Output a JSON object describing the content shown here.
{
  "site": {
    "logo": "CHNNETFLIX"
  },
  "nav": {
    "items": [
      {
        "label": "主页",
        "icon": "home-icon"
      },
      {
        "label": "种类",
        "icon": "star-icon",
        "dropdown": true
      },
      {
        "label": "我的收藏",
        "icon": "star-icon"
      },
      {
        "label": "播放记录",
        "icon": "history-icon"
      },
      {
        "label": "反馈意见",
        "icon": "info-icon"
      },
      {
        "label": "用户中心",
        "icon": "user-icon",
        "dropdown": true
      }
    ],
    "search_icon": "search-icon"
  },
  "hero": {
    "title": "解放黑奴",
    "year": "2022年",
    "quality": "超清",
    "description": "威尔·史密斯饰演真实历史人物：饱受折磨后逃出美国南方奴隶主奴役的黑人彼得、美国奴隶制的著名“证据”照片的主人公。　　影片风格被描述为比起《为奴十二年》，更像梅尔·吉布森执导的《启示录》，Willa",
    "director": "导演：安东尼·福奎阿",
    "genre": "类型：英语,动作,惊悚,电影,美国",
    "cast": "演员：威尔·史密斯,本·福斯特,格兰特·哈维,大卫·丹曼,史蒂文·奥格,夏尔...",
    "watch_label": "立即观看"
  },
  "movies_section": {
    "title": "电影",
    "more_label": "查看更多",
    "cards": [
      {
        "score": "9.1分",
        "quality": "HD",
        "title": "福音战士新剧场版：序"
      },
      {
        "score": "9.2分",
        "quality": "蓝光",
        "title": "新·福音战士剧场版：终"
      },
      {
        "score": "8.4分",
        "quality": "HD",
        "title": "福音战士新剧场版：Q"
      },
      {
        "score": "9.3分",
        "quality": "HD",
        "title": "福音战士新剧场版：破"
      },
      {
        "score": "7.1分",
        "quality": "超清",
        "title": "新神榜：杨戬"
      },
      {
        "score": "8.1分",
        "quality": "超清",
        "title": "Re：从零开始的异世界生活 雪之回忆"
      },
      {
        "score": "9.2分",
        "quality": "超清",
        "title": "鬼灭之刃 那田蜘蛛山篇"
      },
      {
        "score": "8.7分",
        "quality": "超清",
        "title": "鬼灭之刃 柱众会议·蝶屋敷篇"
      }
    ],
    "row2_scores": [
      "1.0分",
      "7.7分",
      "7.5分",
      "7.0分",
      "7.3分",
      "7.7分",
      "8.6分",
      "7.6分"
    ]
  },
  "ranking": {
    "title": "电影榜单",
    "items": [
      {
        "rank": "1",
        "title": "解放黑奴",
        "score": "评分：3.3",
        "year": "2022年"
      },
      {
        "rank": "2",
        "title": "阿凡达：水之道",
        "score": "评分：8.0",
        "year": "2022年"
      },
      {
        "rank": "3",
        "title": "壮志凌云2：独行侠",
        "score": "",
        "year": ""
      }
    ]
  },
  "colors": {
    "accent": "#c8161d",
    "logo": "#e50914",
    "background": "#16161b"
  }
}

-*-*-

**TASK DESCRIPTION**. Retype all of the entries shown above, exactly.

**TASK SOLUTION**.
Output a JSON object describing the content shown here.
{
  "site": {
    "logo": "CHNNETFLIX"
  },
  "nav": {
    "items": [
      {
        "label": "主页",
        "icon": "home-icon"
      },
      {
        "label": "种类",
        "icon": "star-icon",
        "dropdown": true
      },
      {
        "label": "我的收藏",
        "icon": "star-icon"
      },
      {
        "label": "播放记录",
        "icon": "history-icon"
      },
      {
        "label": "反馈意见",
        "icon": "info-icon"
      },
      {
        "label": "用户中心",
        "icon": "user-icon",
        "dropdown": true
      }
    ],
    "search_icon": "search-icon"
  },
  "hero": {
    "title": "解放黑奴",
    "year": "2022年",
    "quality": "超清",
    "description": "威尔·史密斯饰演真实历史人物：饱受折磨后逃出美国南方奴隶主奴役的黑人彼得、美国奴隶制的著名“证据”照片的主人公。　　影片风格被描述为比起《为奴十二年》，更像梅尔·吉布森执导的《启示录》，Willa",
    "director": "导演：安东尼·福奎阿",
    "genre": "类型：英语,动作,惊悚,电影,美国",
    "cast": "演员：威尔·史密斯,本·福斯特,格兰特·哈维,大卫·丹曼,史蒂文·奥格,夏尔...",
    "watch_label": "立即观看"
  },
  "movies_section": {
    "title": "电影",
    "more_label": "查看更多",
    "cards": [
      {
        "score": "9.1分",
        "quality": "HD",
        "title": "福音战士新剧场版：序"
      },
      {
        "score": "9.2分",
        "quality": "蓝光",
        "title": "新·福音战士剧场版：终"
      },
      {
        "score": "8.4分",
        "quality": "HD",
        "title": "福音战士新剧场版：Q"
      },
      {
        "score": "9.3分",
        "quality": "HD",
        "title": "福音战士新剧场版：破"
      },
      {
        "score": "7.1分",
        "quality": "超清",
        "title": "新神榜：杨戬"
      },
      {
        "score": "8.1分",
        "quality": "超清",
        "title": "Re：从零开始的异世界生活 雪之回忆"
      },
      {
        "score": "9.2分",
        "quality": "超清",
        "title": "鬼灭之刃 那田蜘蛛山篇"
      },
      {
        "score": "8.7分",
        "quality": "超清",
        "title": "鬼灭之刃 柱众会议·蝶屋敷篇"
      }
    ],
    "row2_scores": [
      "1.0分",
      "7.7分",
      "7.5分",
      "7.0分",
      "7.3分",
      "7.7分",
      "8.6分",
      "7.6分"
    ]
  },
  "ranking": {
    "title": "电影榜单",
    "items": [
      {
        "rank": "1",
        "title": "解放黑奴",
        "score": "评分：3.3",
        "year": "2022年"
      },
      {
        "rank": "2",
        "title": "阿凡达：水之道",
        "score": "评分：8.0",
        "year": "2022年"
      },
      {
        "rank": "3",
        "title": "壮志凌云2：独行侠",
        "score": "",
        "year": ""
      }
    ]
  },
  "colors": {
    "accent": "#c8161d",
    "logo": "#e50914",
    "background": "#16161b"
  }
}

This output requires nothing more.